"This year, we have exported semen from P012 back to Six Mile Red Angus and to Lodoen Cattle Company in the United States," Mr Hobbs said.
"That is something new we have done and I think he will be very successful over there as well."
Round-Em-Up produces thick, deep-bodied cattle of a moderate size suited to the tough Australian conditions.
"We are breeding them for meat so obviously we like the bulls to have a good temperament, thickness and they've got to have fat cover," he said.
Once weaned, the cattle remain in the yards for two weeks and Mr Hobbs uses this time to assess the temperament of their calves.
During the drought, Round-Em-Up produced their own range of boxed beef.
After hanging the bodies for 21 days they found that if it didn't have enough fat cover the bodies would start to break down.
"We realised the importance of having a little bit more fat cover and having those cattle able to finish, to have better eating quality and better meat characteristics," Mr Hobbs said.
"We are very focused on the carcase quality and hence we got the second highest point scoring steer at Sydney Royal (93 points) with a Red Angus steer."
Round -Em-Up Red Angus and Simmental bulls can be found from the top end of Queensland, out to the Northern Territory, to Central NSW, to South Australia and as far south as Tasmania.

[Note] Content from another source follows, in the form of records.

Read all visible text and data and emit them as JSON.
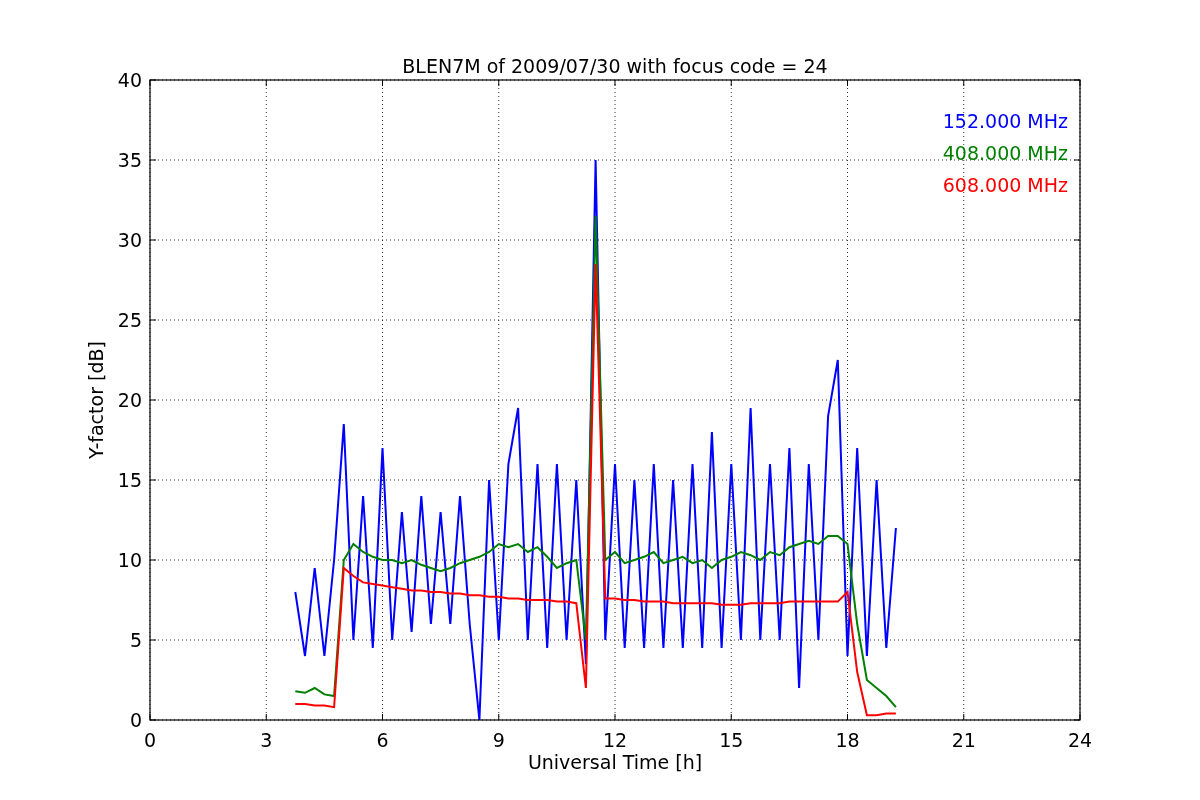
{
  "chart_data": {
    "type": "line",
    "title": "BLEN7M of 2009/07/30 with focus code = 24",
    "xlabel": "Universal Time [h]",
    "ylabel": "Y-factor [dB]",
    "x": [
      3.75,
      4,
      4.25,
      4.5,
      4.75,
      5,
      5.25,
      5.5,
      5.75,
      6,
      6.25,
      6.5,
      6.75,
      7,
      7.25,
      7.5,
      7.75,
      8,
      8.25,
      8.5,
      8.75,
      9,
      9.25,
      9.5,
      9.75,
      10,
      10.25,
      10.5,
      10.75,
      11,
      11.25,
      11.5,
      11.75,
      12,
      12.25,
      12.5,
      12.75,
      13,
      13.25,
      13.5,
      13.75,
      14,
      14.25,
      14.5,
      14.75,
      15,
      15.25,
      15.5,
      15.75,
      16,
      16.25,
      16.5,
      16.75,
      17,
      17.25,
      17.5,
      17.75,
      18,
      18.25,
      18.5,
      18.75,
      19,
      19.25
    ],
    "series": [
      {
        "name": "152.000 MHz",
        "color": "#0000ff",
        "values": [
          8,
          4,
          9.5,
          4,
          10,
          18.5,
          5,
          14,
          4.5,
          17,
          5,
          13,
          5.5,
          14,
          6,
          13,
          6,
          14,
          6,
          0,
          15,
          5,
          16,
          19.5,
          5,
          16,
          4.5,
          16,
          5,
          15,
          3.5,
          35,
          5,
          16,
          4.5,
          15,
          4.5,
          16,
          4.5,
          15,
          4.5,
          16,
          4.5,
          18,
          4.5,
          16,
          5,
          19.5,
          5,
          16,
          5,
          17,
          2,
          16,
          5,
          19,
          22.5,
          4,
          17,
          4,
          15,
          4.5,
          12
        ]
      },
      {
        "name": "408.000 MHz",
        "color": "#008000",
        "values": [
          1.8,
          1.7,
          2,
          1.6,
          1.5,
          10,
          11,
          10.5,
          10.2,
          10,
          10,
          9.8,
          10,
          9.7,
          9.5,
          9.3,
          9.5,
          9.8,
          10,
          10.2,
          10.5,
          11,
          10.8,
          11,
          10.5,
          10.8,
          10.2,
          9.5,
          9.8,
          10,
          5,
          31.5,
          10,
          10.5,
          9.8,
          10,
          10.2,
          10.5,
          9.8,
          10,
          10.2,
          9.8,
          10,
          9.5,
          10,
          10.2,
          10.5,
          10.3,
          10,
          10.5,
          10.3,
          10.8,
          11,
          11.2,
          11,
          11.5,
          11.5,
          11,
          6,
          2.5,
          2,
          1.5,
          0.8
        ]
      },
      {
        "name": "608.000 MHz",
        "color": "#ff0000",
        "values": [
          1,
          1,
          0.9,
          0.9,
          0.8,
          9.5,
          9,
          8.6,
          8.5,
          8.4,
          8.3,
          8.2,
          8.1,
          8.1,
          8,
          8,
          7.9,
          7.9,
          7.8,
          7.8,
          7.7,
          7.7,
          7.6,
          7.6,
          7.5,
          7.5,
          7.5,
          7.4,
          7.4,
          7.3,
          2,
          28.5,
          7.6,
          7.6,
          7.5,
          7.5,
          7.4,
          7.4,
          7.4,
          7.3,
          7.3,
          7.3,
          7.3,
          7.3,
          7.2,
          7.2,
          7.2,
          7.3,
          7.3,
          7.3,
          7.3,
          7.4,
          7.4,
          7.4,
          7.4,
          7.4,
          7.4,
          8,
          3,
          0.3,
          0.3,
          0.4,
          0.4
        ]
      }
    ],
    "xlim": [
      0,
      24
    ],
    "ylim": [
      0,
      40
    ],
    "xticks": [
      0,
      3,
      6,
      9,
      12,
      15,
      18,
      21,
      24
    ],
    "yticks": [
      0,
      5,
      10,
      15,
      20,
      25,
      30,
      35,
      40
    ],
    "grid": true
  }
}
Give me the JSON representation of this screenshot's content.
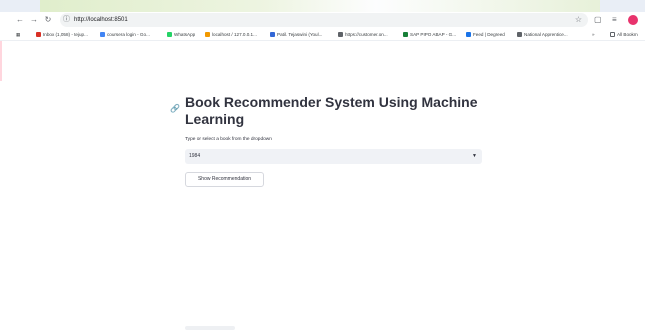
{
  "browser": {
    "url": "http://localhost:8501",
    "bookmarks": [
      {
        "label": "Inbox (1,058) - tejup...",
        "color": "#d93025"
      },
      {
        "label": "coursera login - Go...",
        "color": "#4285f4"
      },
      {
        "label": "WhatsApp",
        "color": "#25d366"
      },
      {
        "label": "localhost / 127.0.0.1...",
        "color": "#f29900"
      },
      {
        "label": "Patil. Tejaswini (Youl...",
        "color": "#3367d6"
      },
      {
        "label": "https://customer.on...",
        "color": "#5f6368"
      },
      {
        "label": "SAP PIPO ABAP - G...",
        "color": "#188038"
      },
      {
        "label": "Feed | Degreed",
        "color": "#1a73e8"
      },
      {
        "label": "National Apprentice...",
        "color": "#5f6368"
      }
    ],
    "all_bookmarks": "All Bookm",
    "icons": {
      "back": "back-arrow-icon",
      "forward": "forward-arrow-icon",
      "reload": "reload-icon",
      "info": "site-info-icon",
      "star": "star-icon",
      "extension": "extension-icon",
      "menu": "media-icon"
    }
  },
  "app": {
    "title": "Book Recommender System Using Machine Learning",
    "select_label": "Type or select a book from the dropdown",
    "selected_book": "1984",
    "button_label": "Show Recommendation"
  }
}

"We like to look after our customers, and they become friends, and as a service to our clients I like to ring them and ask them how the bulls are going and if there are any dramas and likewise, we like to hear back from our customers," Mr Hobbs said.
"Both the breeds are going really well in Queensland.
"The polled black bulls and the Red Angus are obviously going well and have always done so in Queensland.
"They handle the climate well and they've got good temperaments, so they suit Queensland quite well."
Round-Em-Up Red Angus and Simmental stud will be selling bulls aged 14- to 32-months at the Invitational Red Angus Bull Sale (April 30 at Tamworth, NSW) and the Red Angus and Simmental National (June 18 on AuctionsPlus).
"This is a joint venture between the Simmental and Red Angus breed societies," Mr Hobbs said.
"Everyone's cattle have a place in the industry, and it is fantastic to see the two societies working together and combining their efforts to create a great sale."